Originally in Coastal Review

April 16, 2019

The state Department of Environmental Quality and Attorney General Josh Stein have submitted comments on behalf of North Carolina in opposition to the Trump administration’s proposed rollback of water quality regulations.

As directed by the president in 2017, the Environmental Protection Agency and the Department of the Army signed in December a proposed rule revising the definition of “waters of the United States” addressing federal authority under the Clean Water Act. The proposal is the second step in a two-step process to replace the language of the Waters of the United States, or WOTUS, rule.

The Trump administration has said the change would provide states and landowners certainty about whether a project requires federal permits without having to spend thousands of dollars on engineering and legal professionals. The administration has said the change would result in significant cost savings, protect navigable waters, help sustain economic growth and reduce barriers to business development.

Monday was the last day to submit comments on the proposed rule, which was published in the Federal Register in February.

State officials announced Monday in a press release that comments filed note that some protections of wetlands, which cover an estimated 5.7 million acres of North Carolina, or 17% of the state’s land area, would be rolled back if the rule were approved.

“The changes fail to protect waters that are crucial to restoring and maintaining the chemical, physical and biological integrity of our state’s waters,” according to the agencies.

The comments advocate for a science-based approach to defining WOTUS that preserves features essential for water quality while providing clarity to the regulated community.

Among the challenges DEQ said are posed by the proposed federal WOTUS rule under consideration are the following:

  • Increased flooding risks in low-lying areas as nearly 95% of all wetlands in North Carolina are located in eastern North Carolina.
  • Negative effects on wetlands ability to filter the water supply and increased stormwater runoff.
  • Economic concerns regarding certainty for farmers and developers employing responsible environmental practices around the state’s wetlands.
  • Negative effects on species dependent upon wetlands.
  • Threats to the recreational and commercial fishing industries’ products like shellfish, blue crabs, fish and shrimp.
  • A drastic decrease in federal wetland protections creating a huge regulatory gap that would need to be filled by new rules, laws and personnel to protect wetlands.
  • An increased burden on underfunded, understaffed regulatory agencies that work in partnership with the federal government to protect wetlands nationwide.

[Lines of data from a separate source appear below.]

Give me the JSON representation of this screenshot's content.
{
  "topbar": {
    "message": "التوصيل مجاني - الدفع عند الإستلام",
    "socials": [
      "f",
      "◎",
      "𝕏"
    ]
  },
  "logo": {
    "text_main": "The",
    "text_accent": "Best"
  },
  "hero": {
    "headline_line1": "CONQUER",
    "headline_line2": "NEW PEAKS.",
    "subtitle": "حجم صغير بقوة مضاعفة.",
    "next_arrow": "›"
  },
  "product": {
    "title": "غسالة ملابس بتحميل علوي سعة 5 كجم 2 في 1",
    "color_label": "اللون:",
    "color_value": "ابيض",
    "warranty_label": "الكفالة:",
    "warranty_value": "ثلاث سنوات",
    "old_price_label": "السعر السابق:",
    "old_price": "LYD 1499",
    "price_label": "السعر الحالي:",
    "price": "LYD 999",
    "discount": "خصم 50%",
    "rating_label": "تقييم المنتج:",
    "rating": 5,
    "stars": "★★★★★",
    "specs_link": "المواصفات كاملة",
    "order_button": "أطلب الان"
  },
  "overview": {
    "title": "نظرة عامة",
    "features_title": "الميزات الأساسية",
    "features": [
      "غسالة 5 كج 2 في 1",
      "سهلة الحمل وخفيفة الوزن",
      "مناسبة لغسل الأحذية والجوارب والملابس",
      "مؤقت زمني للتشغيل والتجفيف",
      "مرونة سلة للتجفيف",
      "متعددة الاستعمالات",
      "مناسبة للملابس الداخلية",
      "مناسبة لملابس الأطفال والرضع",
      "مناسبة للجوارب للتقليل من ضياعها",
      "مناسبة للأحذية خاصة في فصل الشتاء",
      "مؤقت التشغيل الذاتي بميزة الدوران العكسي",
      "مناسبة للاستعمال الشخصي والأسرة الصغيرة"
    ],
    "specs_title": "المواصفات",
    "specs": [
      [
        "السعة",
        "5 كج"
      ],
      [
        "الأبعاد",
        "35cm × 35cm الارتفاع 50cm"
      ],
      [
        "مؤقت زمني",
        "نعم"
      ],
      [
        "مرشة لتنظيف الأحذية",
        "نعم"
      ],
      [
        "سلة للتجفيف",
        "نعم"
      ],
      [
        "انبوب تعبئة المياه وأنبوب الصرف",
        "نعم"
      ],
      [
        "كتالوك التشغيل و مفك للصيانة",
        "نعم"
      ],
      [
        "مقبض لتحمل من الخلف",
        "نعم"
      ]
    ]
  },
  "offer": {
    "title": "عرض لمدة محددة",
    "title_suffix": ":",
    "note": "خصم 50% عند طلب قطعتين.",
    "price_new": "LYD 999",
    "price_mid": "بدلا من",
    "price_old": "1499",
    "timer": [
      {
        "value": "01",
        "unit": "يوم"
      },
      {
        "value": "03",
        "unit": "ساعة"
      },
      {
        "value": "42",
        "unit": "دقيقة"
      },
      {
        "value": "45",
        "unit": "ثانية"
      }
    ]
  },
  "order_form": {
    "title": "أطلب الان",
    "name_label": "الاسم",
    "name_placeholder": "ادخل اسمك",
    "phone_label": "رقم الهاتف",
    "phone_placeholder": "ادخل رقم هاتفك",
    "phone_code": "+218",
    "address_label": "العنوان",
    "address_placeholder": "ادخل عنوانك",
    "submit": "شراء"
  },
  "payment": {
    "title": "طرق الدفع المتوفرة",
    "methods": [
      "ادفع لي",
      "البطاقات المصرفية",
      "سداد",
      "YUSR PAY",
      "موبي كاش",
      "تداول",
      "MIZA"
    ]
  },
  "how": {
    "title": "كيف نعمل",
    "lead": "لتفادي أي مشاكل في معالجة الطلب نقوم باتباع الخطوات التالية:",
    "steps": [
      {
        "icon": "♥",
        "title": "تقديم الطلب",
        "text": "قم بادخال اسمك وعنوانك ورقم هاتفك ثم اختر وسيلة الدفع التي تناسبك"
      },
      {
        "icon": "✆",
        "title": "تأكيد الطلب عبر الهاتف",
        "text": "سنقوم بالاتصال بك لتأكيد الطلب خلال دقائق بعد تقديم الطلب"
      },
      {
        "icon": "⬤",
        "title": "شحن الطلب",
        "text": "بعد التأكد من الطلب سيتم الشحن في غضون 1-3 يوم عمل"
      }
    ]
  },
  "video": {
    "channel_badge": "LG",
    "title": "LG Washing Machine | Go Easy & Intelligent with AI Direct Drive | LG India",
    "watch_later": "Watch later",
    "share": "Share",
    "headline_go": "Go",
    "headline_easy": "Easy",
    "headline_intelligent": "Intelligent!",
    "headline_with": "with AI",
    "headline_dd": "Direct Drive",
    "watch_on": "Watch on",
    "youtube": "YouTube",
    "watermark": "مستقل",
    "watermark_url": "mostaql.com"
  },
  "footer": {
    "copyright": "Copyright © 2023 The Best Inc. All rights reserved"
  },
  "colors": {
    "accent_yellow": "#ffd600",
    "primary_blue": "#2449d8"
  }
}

Last month, the Albemarle-Pamlico National Estuary Partnership, which is part of the National Estuary Program implemented under Section 320 of the Clean Water Act, commented that the proposed definition would prevent it from achieving the program’s purpose. “It will do the same for each program in every part of the country as it strips away the tools necessary to address the water pollution threats that the National Estuary Program is designed to address at local levels,” according to the partnership’s comments submitted by Leadership Council Chair Kirk Havens.

Also, dozens of national, regional and local hunting and fishing groups have submitted comments, calling the revision a “wholesale gutting of the Clean Water Act’s 47 years of protection for our nation’s waters” and noting the potential economic consequences for rural communities and outdoor recreation businesses and the species that stand to lose habitat if clean water standards are weakened.

“At every step of the EPA’s rule replacement process on what waters qualify for Clean Water Act protections, hunters and anglers have been clear about their support for safeguards on headwaters and wetlands,” said Whit Fosburgh, president and CEO of the Theodore Roosevelt Conservation Partnership. “The science supports protecting these habitats as interconnected to larger water systems, the economics of defending outdoor recreation opportunities and businesses makes sense, and Americans will continue to stand up for clean water to power their outdoor pursuits.”